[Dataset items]
----------------------------------------

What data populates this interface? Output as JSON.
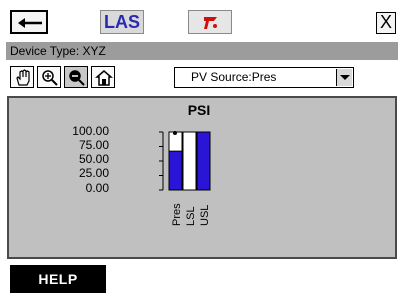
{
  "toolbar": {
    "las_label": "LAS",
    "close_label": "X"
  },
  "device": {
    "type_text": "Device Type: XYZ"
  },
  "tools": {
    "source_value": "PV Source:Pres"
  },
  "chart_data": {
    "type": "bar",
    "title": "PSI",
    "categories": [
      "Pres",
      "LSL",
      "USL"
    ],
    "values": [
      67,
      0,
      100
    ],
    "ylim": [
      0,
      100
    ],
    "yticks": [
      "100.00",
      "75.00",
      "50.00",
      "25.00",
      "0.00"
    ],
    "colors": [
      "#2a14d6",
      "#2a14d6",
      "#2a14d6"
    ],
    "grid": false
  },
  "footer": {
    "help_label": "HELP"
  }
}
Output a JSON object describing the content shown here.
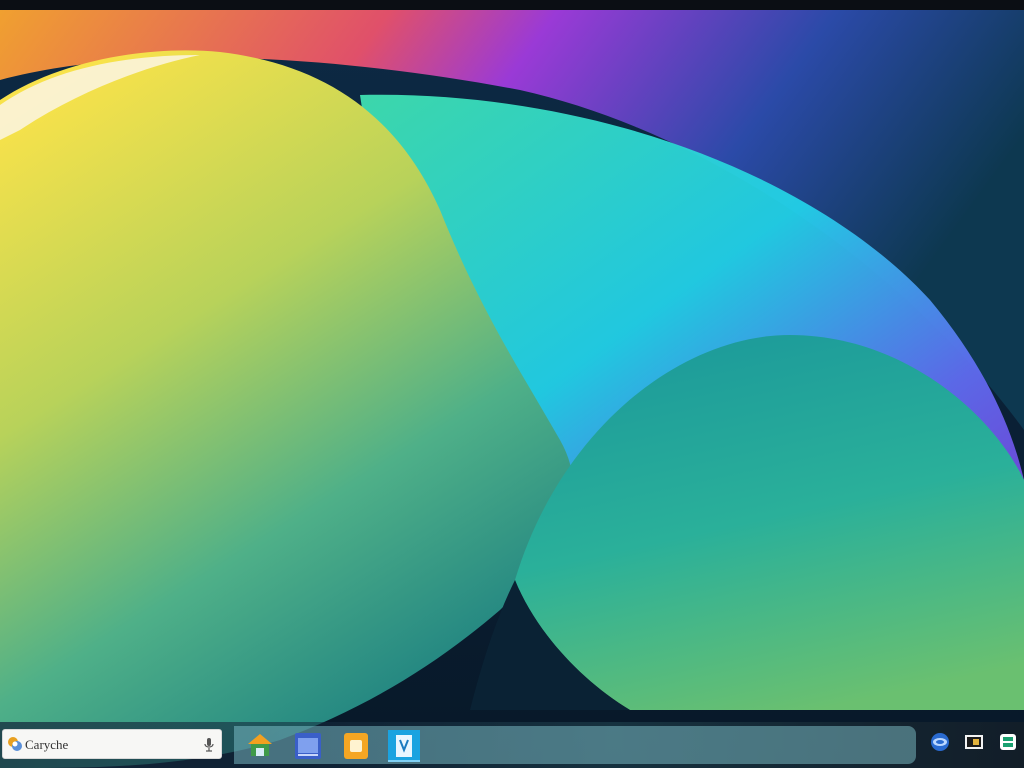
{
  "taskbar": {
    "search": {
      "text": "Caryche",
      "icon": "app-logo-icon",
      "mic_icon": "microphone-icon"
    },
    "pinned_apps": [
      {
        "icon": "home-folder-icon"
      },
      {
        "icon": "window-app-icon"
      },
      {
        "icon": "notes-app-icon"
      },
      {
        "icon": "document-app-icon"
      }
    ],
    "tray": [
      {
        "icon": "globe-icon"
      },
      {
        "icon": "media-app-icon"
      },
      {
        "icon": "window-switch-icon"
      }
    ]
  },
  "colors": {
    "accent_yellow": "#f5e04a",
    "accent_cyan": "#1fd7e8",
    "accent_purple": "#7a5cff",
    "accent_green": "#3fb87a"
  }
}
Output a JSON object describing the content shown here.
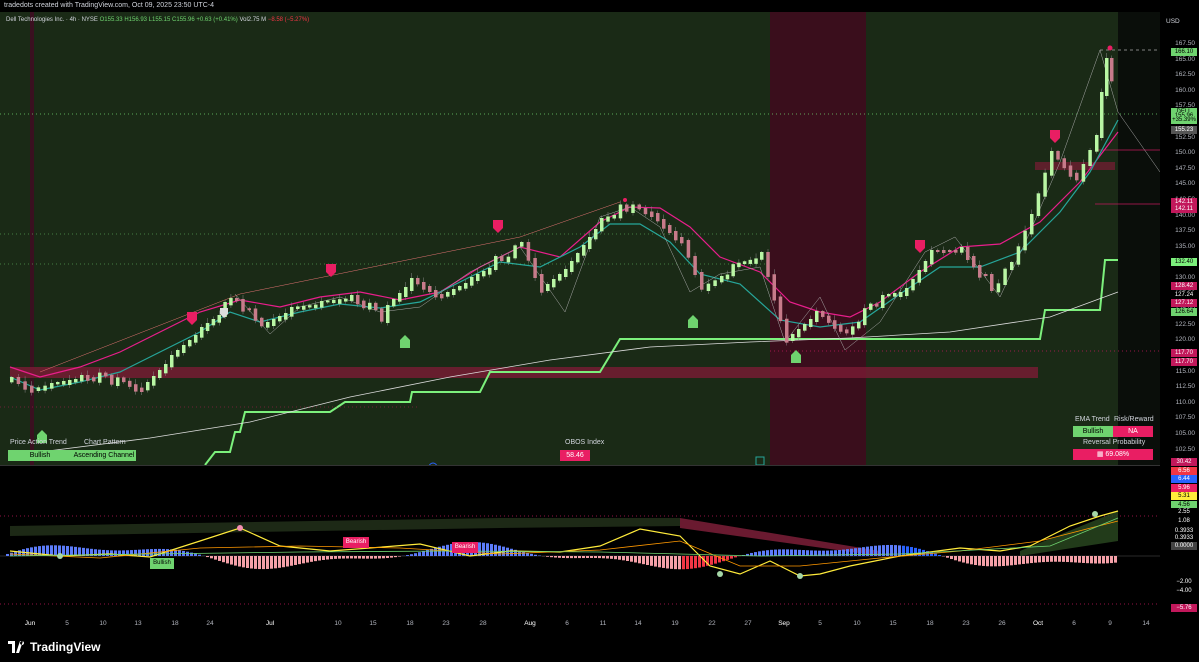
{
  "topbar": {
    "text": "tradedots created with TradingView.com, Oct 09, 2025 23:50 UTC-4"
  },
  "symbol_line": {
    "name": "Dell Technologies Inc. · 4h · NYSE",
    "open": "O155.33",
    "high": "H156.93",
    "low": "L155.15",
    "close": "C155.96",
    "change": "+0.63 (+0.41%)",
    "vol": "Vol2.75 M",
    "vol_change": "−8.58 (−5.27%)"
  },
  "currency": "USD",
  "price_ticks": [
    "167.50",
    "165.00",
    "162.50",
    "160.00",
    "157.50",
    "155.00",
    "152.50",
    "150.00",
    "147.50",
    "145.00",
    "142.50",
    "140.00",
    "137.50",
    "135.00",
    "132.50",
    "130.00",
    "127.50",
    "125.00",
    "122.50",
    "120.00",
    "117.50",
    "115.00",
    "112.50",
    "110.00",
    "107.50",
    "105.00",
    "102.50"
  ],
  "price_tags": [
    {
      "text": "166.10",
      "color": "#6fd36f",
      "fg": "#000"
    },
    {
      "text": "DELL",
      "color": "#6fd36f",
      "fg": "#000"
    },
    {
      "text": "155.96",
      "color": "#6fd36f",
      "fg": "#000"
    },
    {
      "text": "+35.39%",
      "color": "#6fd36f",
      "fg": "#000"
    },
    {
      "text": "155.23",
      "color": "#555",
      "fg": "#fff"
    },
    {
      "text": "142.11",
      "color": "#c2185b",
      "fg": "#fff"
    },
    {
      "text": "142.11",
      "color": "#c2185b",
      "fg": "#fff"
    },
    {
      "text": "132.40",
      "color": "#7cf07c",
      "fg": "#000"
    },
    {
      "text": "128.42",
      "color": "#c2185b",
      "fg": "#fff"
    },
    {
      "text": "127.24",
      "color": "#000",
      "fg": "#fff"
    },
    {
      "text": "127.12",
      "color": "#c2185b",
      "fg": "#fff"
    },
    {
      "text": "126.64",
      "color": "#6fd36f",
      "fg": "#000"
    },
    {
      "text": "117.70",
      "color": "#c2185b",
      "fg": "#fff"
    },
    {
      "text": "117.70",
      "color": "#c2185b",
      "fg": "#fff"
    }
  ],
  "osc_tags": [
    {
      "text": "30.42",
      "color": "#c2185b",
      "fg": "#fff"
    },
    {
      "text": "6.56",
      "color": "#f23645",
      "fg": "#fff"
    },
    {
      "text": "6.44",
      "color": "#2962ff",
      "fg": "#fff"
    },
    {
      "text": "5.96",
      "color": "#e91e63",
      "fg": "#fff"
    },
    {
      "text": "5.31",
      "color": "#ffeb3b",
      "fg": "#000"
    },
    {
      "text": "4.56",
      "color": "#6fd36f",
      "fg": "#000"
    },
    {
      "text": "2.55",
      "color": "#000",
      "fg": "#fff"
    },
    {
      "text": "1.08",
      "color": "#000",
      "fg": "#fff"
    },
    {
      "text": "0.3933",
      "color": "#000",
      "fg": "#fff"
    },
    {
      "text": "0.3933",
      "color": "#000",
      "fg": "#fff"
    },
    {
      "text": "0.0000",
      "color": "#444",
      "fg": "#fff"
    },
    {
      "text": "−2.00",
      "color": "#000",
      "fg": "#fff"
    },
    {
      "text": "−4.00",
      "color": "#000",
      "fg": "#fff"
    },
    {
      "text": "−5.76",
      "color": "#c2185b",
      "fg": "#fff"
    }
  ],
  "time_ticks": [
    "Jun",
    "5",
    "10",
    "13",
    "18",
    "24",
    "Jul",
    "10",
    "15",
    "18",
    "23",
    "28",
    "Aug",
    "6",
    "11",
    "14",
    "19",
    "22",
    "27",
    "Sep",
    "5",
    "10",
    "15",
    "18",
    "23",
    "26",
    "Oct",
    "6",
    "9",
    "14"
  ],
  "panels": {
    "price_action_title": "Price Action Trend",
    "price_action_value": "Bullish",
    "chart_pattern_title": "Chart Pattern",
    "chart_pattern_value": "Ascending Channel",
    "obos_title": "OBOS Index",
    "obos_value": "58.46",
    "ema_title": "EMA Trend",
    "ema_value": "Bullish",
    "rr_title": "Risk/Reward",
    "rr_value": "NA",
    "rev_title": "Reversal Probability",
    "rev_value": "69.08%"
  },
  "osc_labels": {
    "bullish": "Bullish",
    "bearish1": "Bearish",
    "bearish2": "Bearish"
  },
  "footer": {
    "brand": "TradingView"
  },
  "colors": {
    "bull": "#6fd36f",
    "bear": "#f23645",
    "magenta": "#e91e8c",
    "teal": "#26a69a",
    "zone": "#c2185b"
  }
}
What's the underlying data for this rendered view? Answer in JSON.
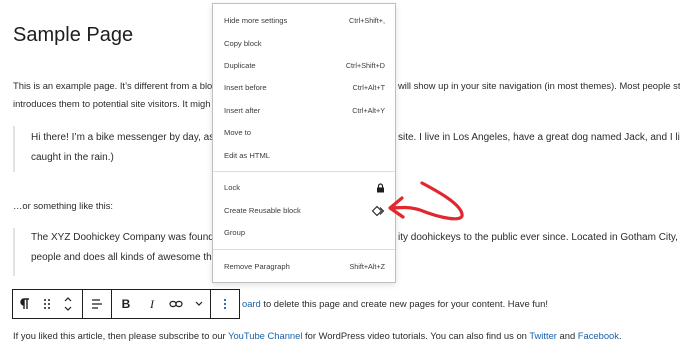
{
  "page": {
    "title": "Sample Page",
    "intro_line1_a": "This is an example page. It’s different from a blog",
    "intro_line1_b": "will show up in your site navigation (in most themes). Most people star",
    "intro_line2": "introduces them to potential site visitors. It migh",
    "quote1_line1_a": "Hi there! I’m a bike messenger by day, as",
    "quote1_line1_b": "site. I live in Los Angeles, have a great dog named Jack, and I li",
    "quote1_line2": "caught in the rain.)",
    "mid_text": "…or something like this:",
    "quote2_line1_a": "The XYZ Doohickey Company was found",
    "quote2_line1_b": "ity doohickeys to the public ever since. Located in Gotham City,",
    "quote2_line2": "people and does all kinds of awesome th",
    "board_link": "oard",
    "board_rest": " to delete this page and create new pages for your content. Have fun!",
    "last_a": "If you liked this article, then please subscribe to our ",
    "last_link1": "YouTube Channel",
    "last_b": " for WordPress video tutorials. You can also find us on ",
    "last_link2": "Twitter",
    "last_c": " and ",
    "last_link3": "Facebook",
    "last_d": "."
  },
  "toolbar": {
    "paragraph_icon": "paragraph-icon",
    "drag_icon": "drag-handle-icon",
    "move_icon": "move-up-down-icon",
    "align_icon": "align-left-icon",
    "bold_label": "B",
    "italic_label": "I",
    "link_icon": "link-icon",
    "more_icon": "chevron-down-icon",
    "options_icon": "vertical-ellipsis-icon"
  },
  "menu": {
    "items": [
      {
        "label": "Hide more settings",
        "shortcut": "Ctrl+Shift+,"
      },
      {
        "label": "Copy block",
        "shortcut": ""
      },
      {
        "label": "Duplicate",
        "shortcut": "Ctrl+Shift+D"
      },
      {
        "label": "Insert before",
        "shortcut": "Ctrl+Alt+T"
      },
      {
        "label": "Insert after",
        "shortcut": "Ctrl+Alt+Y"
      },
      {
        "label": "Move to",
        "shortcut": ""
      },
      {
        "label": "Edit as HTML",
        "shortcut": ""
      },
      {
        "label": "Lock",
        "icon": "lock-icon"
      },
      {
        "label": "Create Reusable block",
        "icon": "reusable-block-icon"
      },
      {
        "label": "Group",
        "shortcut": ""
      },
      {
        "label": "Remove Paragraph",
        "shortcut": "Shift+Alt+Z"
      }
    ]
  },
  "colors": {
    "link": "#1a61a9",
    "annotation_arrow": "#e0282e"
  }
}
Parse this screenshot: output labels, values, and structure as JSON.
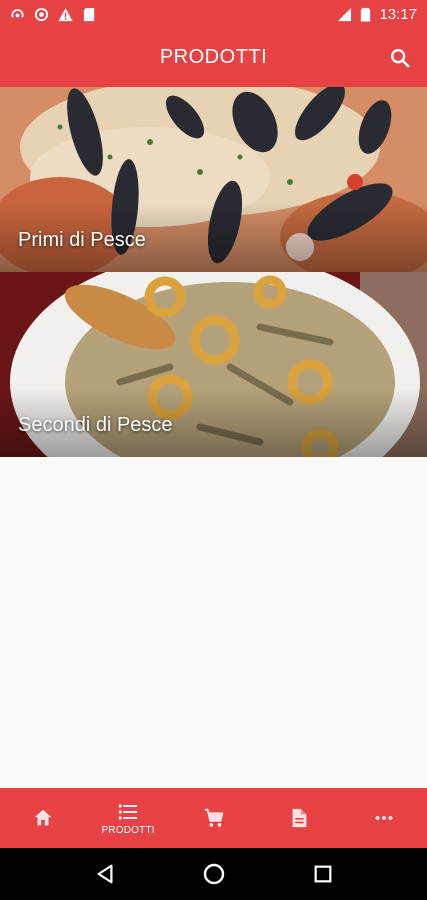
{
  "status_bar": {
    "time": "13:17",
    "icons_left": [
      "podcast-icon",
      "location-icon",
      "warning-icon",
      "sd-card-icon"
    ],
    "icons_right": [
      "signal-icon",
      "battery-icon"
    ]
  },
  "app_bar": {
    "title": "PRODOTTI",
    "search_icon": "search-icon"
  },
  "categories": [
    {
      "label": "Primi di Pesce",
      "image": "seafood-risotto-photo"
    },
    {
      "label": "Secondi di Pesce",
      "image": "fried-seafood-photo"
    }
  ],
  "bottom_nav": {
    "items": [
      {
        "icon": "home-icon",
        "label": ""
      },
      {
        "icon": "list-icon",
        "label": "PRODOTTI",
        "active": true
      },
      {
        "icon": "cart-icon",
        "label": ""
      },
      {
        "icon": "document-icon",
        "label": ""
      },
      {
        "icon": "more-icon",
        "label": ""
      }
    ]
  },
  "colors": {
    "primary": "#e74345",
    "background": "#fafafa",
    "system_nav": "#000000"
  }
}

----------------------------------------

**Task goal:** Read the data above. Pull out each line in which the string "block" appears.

**Answer area:**
        "label": "Copy block",
        "label": "Create Reusable block",
        "icon": "reusable-block-icon"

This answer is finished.